═══ Excerpted records

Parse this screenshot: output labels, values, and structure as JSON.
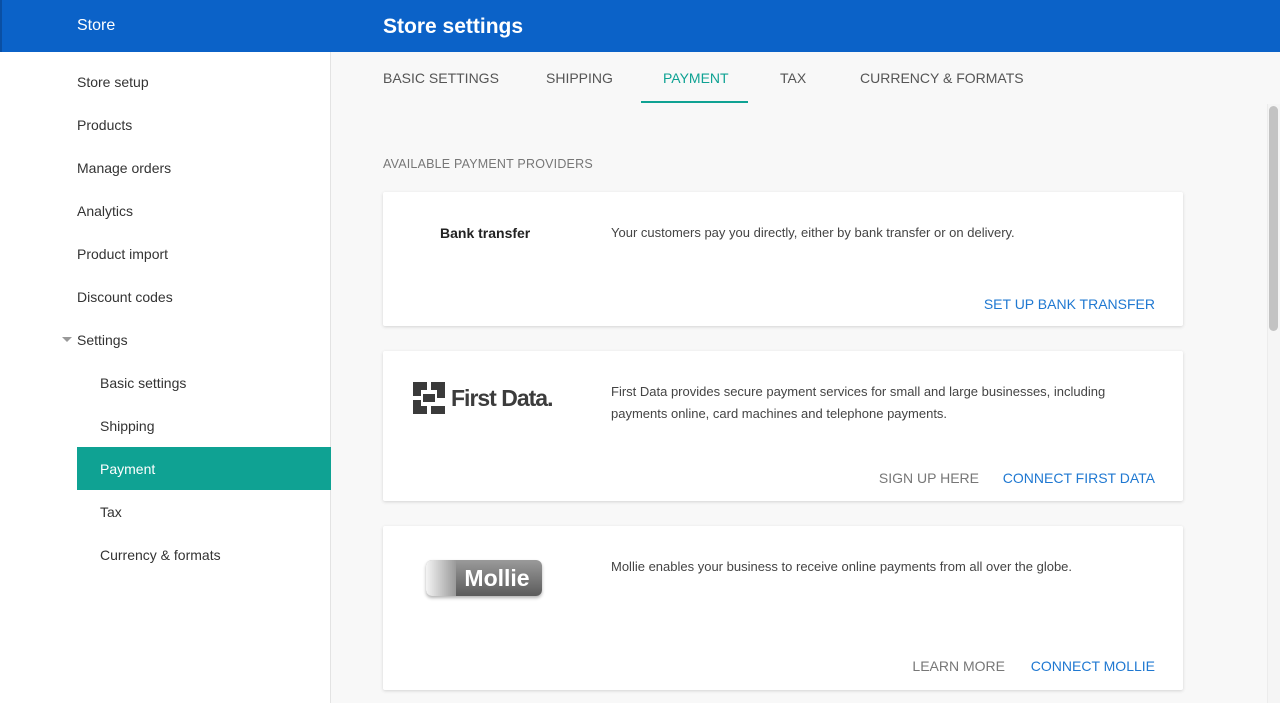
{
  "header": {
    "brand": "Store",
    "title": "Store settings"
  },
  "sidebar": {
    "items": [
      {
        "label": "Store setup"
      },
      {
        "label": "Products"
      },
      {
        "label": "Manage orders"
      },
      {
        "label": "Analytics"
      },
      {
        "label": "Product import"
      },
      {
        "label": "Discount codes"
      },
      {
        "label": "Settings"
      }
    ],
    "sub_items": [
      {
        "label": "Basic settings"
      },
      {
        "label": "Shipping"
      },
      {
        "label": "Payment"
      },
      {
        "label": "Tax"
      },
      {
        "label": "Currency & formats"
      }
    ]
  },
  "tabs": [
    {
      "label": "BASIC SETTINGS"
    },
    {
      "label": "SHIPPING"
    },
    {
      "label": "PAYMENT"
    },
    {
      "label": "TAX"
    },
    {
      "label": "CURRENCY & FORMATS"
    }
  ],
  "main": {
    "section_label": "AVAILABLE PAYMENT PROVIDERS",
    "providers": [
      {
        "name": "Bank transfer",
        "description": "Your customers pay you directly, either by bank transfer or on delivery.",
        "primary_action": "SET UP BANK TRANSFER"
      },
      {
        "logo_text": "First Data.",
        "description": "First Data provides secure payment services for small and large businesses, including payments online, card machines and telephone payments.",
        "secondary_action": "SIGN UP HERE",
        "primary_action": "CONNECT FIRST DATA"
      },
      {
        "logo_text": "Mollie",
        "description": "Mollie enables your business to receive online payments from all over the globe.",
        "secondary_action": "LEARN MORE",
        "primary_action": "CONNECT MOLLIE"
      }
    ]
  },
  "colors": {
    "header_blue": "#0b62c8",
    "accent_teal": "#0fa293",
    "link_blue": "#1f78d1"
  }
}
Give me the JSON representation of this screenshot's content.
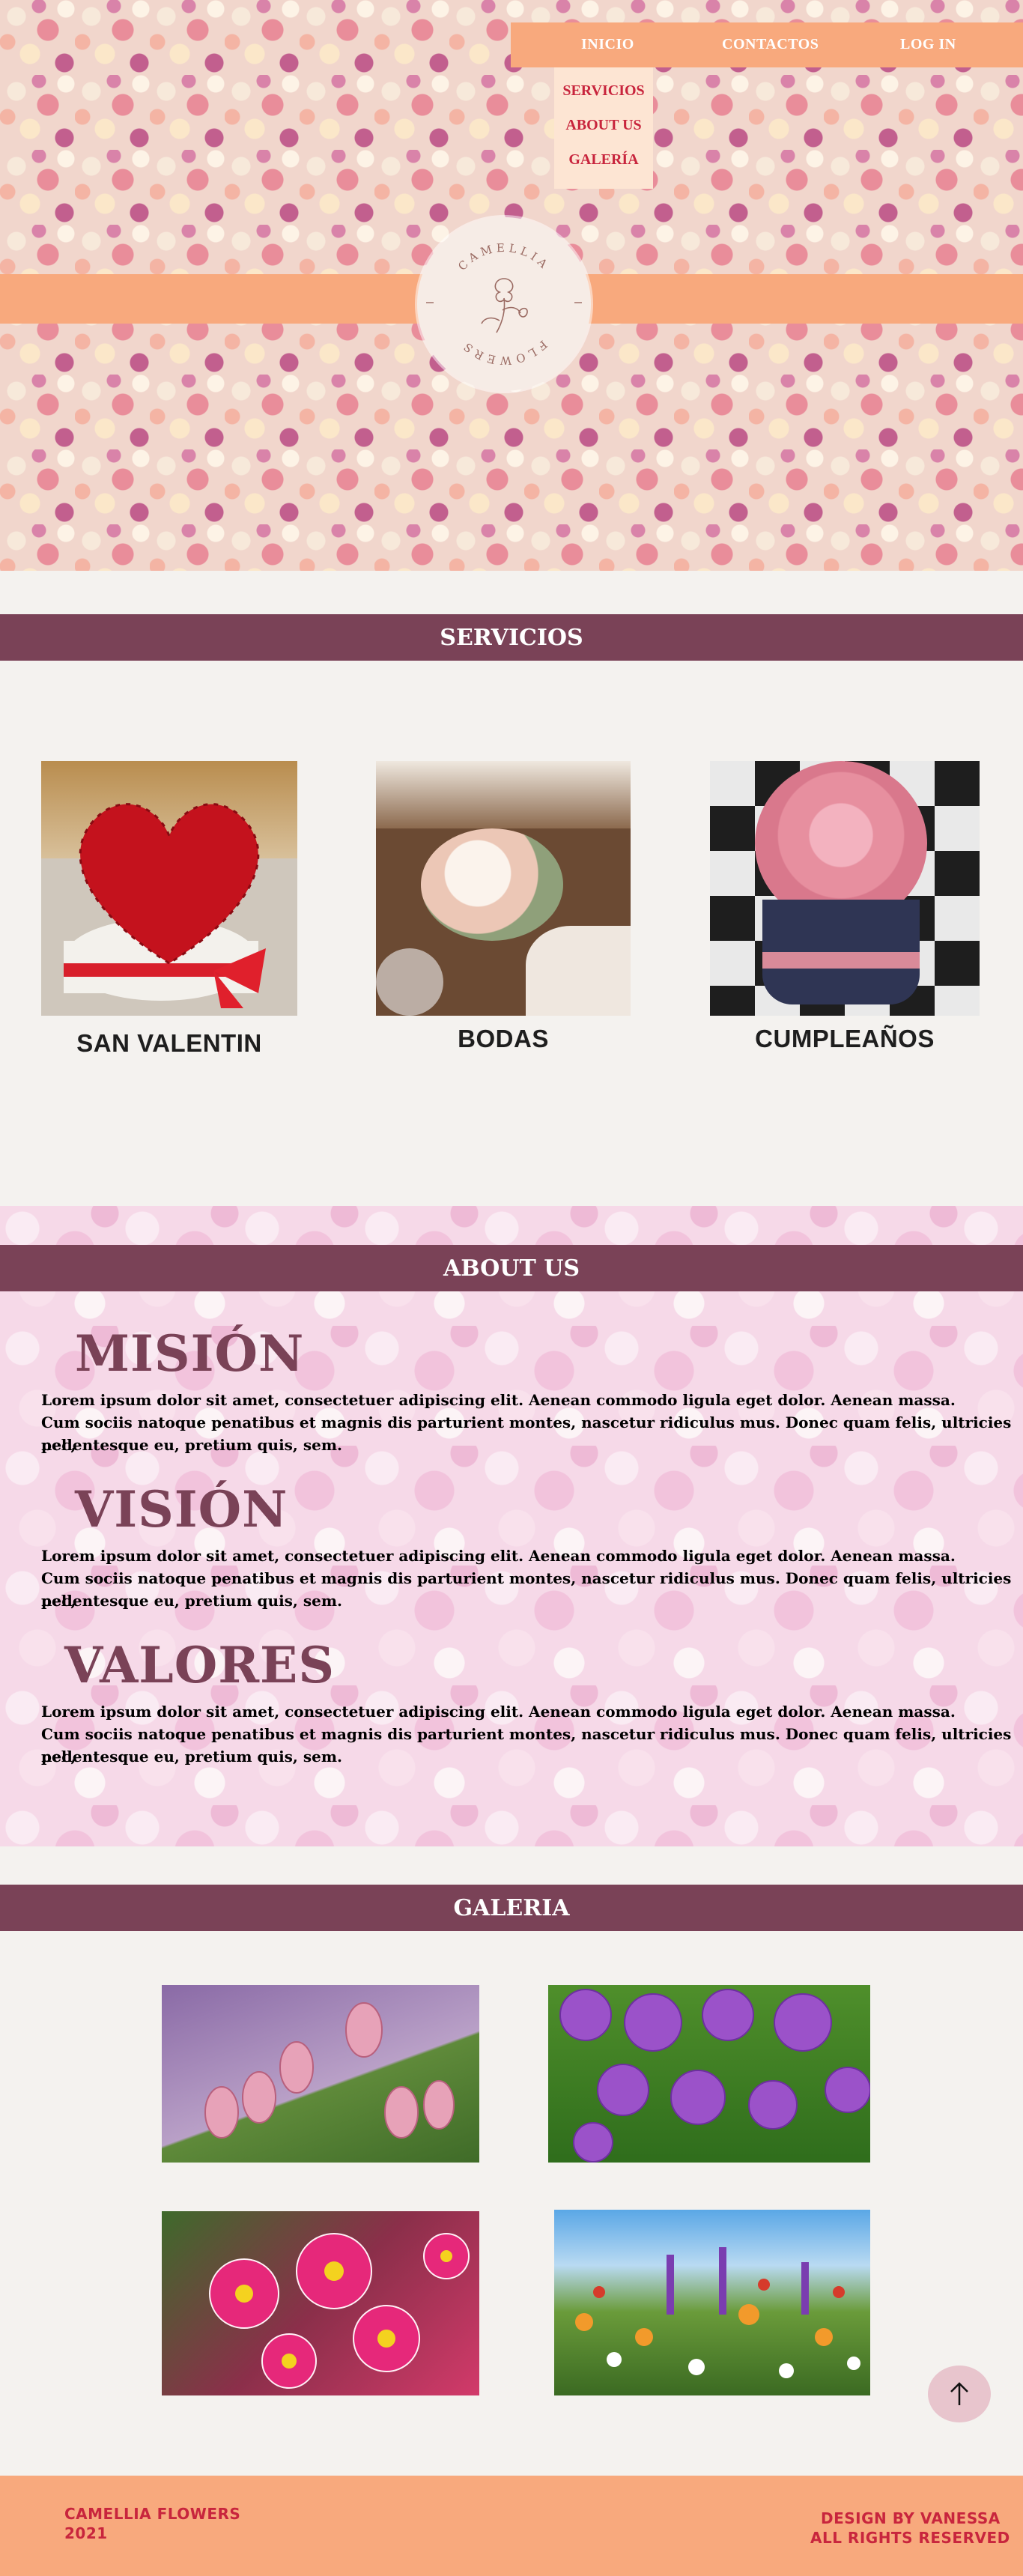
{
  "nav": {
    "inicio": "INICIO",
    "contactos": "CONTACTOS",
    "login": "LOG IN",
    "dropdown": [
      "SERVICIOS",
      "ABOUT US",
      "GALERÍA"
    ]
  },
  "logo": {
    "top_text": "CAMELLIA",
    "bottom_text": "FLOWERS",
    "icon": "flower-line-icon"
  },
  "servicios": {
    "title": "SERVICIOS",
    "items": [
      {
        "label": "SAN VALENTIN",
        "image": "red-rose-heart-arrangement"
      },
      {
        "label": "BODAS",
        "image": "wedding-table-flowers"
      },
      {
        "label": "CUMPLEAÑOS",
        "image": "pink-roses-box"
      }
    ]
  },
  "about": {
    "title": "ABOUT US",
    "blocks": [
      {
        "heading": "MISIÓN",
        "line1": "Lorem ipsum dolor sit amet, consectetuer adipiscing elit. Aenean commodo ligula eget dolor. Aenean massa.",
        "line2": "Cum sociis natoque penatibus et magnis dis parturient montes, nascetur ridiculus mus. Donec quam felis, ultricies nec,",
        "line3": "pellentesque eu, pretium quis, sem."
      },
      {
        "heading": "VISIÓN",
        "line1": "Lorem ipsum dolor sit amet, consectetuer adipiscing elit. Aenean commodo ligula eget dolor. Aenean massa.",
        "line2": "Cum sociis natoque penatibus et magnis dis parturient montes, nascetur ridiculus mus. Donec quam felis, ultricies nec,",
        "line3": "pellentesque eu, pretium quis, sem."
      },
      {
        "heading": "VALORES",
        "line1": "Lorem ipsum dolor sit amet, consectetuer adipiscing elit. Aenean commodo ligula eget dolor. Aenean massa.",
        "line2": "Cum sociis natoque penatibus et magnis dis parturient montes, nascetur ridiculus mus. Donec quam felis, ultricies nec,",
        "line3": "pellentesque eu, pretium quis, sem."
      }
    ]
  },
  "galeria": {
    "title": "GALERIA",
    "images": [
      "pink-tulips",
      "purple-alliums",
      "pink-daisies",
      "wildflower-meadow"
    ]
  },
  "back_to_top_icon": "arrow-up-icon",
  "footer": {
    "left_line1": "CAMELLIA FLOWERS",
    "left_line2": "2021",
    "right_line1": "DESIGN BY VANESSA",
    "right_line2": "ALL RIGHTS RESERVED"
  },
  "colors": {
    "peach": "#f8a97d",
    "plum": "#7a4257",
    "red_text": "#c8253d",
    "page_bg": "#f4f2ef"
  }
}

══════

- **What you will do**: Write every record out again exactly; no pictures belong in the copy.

- **Solution below**:
Parse this screenshot: output labels, values, and structure as JSON.
{
  "header": {
    "brand": "Store",
    "title": "Store settings"
  },
  "sidebar": {
    "items": [
      {
        "label": "Store setup"
      },
      {
        "label": "Products"
      },
      {
        "label": "Manage orders"
      },
      {
        "label": "Analytics"
      },
      {
        "label": "Product import"
      },
      {
        "label": "Discount codes"
      },
      {
        "label": "Settings"
      }
    ],
    "sub_items": [
      {
        "label": "Basic settings"
      },
      {
        "label": "Shipping"
      },
      {
        "label": "Payment"
      },
      {
        "label": "Tax"
      },
      {
        "label": "Currency & formats"
      }
    ]
  },
  "tabs": [
    {
      "label": "BASIC SETTINGS"
    },
    {
      "label": "SHIPPING"
    },
    {
      "label": "PAYMENT"
    },
    {
      "label": "TAX"
    },
    {
      "label": "CURRENCY & FORMATS"
    }
  ],
  "main": {
    "section_label": "AVAILABLE PAYMENT PROVIDERS",
    "providers": [
      {
        "name": "Bank transfer",
        "description": "Your customers pay you directly, either by bank transfer or on delivery.",
        "primary_action": "SET UP BANK TRANSFER"
      },
      {
        "logo_text": "First Data.",
        "description": "First Data provides secure payment services for small and large businesses, including payments online, card machines and telephone payments.",
        "secondary_action": "SIGN UP HERE",
        "primary_action": "CONNECT FIRST DATA"
      },
      {
        "logo_text": "Mollie",
        "description": "Mollie enables your business to receive online payments from all over the globe.",
        "secondary_action": "LEARN MORE",
        "primary_action": "CONNECT MOLLIE"
      }
    ]
  },
  "colors": {
    "header_blue": "#0b62c8",
    "accent_teal": "#0fa293",
    "link_blue": "#1f78d1"
  }
}
Give me the JSON representation of this screenshot's content.
{
  "nav": {
    "inicio": "INICIO",
    "contactos": "CONTACTOS",
    "login": "LOG IN",
    "dropdown": [
      "SERVICIOS",
      "ABOUT US",
      "GALERÍA"
    ]
  },
  "logo": {
    "top_text": "CAMELLIA",
    "bottom_text": "FLOWERS",
    "icon": "flower-line-icon"
  },
  "servicios": {
    "title": "SERVICIOS",
    "items": [
      {
        "label": "SAN VALENTIN",
        "image": "red-rose-heart-arrangement"
      },
      {
        "label": "BODAS",
        "image": "wedding-table-flowers"
      },
      {
        "label": "CUMPLEAÑOS",
        "image": "pink-roses-box"
      }
    ]
  },
  "about": {
    "title": "ABOUT US",
    "blocks": [
      {
        "heading": "MISIÓN",
        "line1": "Lorem ipsum dolor sit amet, consectetuer adipiscing elit. Aenean commodo ligula eget dolor. Aenean massa.",
        "line2": "Cum sociis natoque penatibus et magnis dis parturient montes, nascetur ridiculus mus. Donec quam felis, ultricies nec,",
        "line3": "pellentesque eu, pretium quis, sem."
      },
      {
        "heading": "VISIÓN",
        "line1": "Lorem ipsum dolor sit amet, consectetuer adipiscing elit. Aenean commodo ligula eget dolor. Aenean massa.",
        "line2": "Cum sociis natoque penatibus et magnis dis parturient montes, nascetur ridiculus mus. Donec quam felis, ultricies nec,",
        "line3": "pellentesque eu, pretium quis, sem."
      },
      {
        "heading": "VALORES",
        "line1": "Lorem ipsum dolor sit amet, consectetuer adipiscing elit. Aenean commodo ligula eget dolor. Aenean massa.",
        "line2": "Cum sociis natoque penatibus et magnis dis parturient montes, nascetur ridiculus mus. Donec quam felis, ultricies nec,",
        "line3": "pellentesque eu, pretium quis, sem."
      }
    ]
  },
  "galeria": {
    "title": "GALERIA",
    "images": [
      "pink-tulips",
      "purple-alliums",
      "pink-daisies",
      "wildflower-meadow"
    ]
  },
  "back_to_top_icon": "arrow-up-icon",
  "footer": {
    "left_line1": "CAMELLIA FLOWERS",
    "left_line2": "2021",
    "right_line1": "DESIGN BY VANESSA",
    "right_line2": "ALL RIGHTS RESERVED"
  },
  "colors": {
    "peach": "#f8a97d",
    "plum": "#7a4257",
    "red_text": "#c8253d",
    "page_bg": "#f4f2ef"
  }
}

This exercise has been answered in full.